● **EXTRACTED DATA**
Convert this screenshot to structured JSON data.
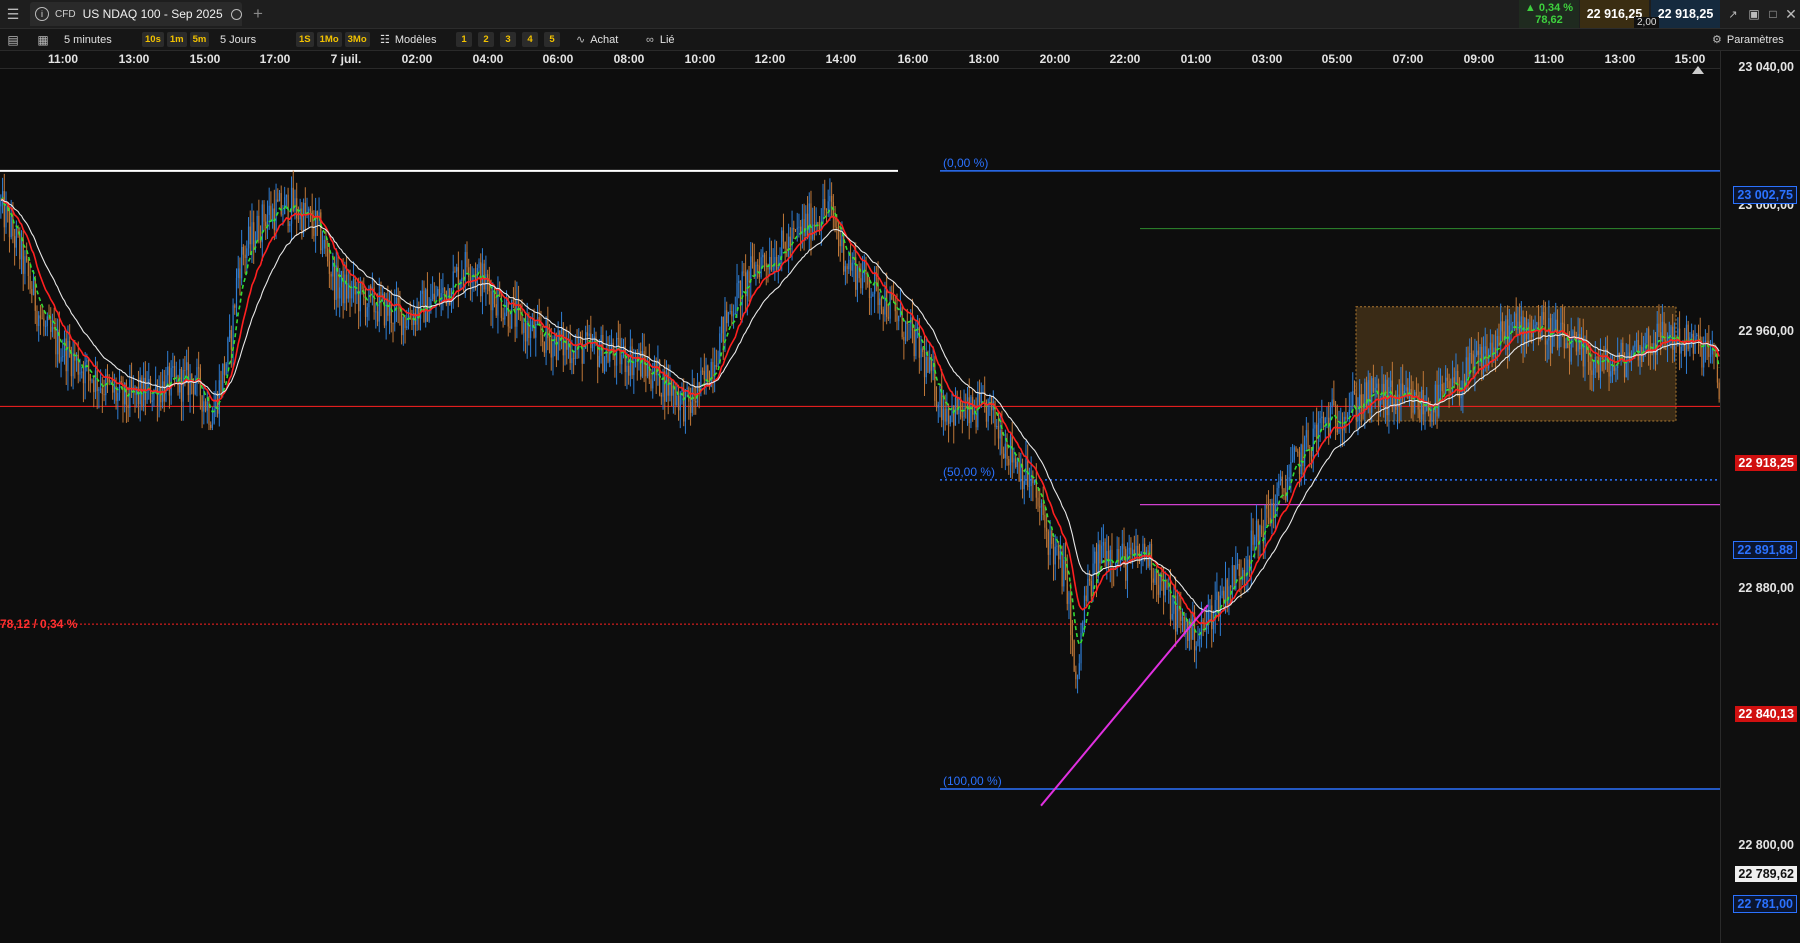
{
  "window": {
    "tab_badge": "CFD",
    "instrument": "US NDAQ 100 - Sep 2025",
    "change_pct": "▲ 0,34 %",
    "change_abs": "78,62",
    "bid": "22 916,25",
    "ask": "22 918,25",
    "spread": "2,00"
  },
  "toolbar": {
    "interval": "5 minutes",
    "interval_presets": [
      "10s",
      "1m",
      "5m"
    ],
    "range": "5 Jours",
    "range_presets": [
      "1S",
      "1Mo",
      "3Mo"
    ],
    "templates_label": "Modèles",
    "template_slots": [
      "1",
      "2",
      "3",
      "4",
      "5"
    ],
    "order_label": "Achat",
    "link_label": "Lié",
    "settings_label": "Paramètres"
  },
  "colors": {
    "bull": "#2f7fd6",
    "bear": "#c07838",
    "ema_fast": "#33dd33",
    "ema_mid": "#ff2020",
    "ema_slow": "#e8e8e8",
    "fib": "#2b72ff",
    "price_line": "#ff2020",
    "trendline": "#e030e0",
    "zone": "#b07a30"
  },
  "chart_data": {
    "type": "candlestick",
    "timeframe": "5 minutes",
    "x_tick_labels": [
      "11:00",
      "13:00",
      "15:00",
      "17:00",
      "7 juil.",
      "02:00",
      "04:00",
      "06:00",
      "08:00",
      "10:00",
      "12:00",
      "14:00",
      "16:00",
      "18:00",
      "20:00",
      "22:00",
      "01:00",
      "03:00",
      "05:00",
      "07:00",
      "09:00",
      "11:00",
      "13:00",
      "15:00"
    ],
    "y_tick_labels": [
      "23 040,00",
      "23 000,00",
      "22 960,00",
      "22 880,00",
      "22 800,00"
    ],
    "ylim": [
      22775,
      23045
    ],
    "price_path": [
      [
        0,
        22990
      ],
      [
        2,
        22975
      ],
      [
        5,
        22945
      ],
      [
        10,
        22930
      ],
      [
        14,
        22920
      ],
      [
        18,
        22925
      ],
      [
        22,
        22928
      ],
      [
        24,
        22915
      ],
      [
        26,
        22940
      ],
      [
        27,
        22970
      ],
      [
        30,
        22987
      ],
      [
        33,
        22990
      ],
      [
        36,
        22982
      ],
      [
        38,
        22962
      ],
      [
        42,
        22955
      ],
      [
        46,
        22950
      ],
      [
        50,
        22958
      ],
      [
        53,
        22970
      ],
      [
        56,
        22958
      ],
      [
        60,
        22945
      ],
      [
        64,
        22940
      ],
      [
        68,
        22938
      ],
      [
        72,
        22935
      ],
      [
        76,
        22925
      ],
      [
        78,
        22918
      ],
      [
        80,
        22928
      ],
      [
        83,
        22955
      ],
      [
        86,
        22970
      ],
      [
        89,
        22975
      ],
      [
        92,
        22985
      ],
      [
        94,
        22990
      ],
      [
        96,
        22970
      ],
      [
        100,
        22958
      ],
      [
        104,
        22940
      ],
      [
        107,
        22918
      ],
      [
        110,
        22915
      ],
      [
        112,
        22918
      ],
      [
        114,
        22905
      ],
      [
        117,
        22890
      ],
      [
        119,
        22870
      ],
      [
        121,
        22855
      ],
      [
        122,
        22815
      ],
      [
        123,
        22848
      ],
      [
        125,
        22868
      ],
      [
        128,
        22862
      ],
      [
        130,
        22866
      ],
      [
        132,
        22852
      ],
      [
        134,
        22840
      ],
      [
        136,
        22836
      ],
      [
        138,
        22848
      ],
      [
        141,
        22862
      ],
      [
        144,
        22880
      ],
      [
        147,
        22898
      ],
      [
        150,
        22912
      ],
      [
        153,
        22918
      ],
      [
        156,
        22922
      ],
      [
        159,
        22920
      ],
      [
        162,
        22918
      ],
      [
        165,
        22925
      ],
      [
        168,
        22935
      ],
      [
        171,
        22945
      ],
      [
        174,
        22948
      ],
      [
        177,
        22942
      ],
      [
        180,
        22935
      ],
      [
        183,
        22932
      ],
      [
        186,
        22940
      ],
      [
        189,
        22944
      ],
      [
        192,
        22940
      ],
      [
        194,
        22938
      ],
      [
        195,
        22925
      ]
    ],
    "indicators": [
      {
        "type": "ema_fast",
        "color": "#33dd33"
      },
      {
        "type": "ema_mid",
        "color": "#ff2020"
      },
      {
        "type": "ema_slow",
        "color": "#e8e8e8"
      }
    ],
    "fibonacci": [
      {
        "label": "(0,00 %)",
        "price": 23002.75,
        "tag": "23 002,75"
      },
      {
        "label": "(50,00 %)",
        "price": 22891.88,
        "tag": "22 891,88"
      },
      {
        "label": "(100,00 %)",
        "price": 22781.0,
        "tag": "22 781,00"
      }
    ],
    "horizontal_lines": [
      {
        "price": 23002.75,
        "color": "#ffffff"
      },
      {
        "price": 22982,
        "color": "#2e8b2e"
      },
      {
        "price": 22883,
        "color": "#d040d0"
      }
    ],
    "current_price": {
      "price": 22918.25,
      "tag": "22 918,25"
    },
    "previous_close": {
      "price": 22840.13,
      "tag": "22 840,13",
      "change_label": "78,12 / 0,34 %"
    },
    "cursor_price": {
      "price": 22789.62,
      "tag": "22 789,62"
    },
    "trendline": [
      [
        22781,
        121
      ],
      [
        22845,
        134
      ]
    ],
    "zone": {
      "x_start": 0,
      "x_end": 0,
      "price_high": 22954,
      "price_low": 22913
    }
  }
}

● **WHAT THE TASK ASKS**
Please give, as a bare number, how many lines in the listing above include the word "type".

● **TASK SOLUTION**
4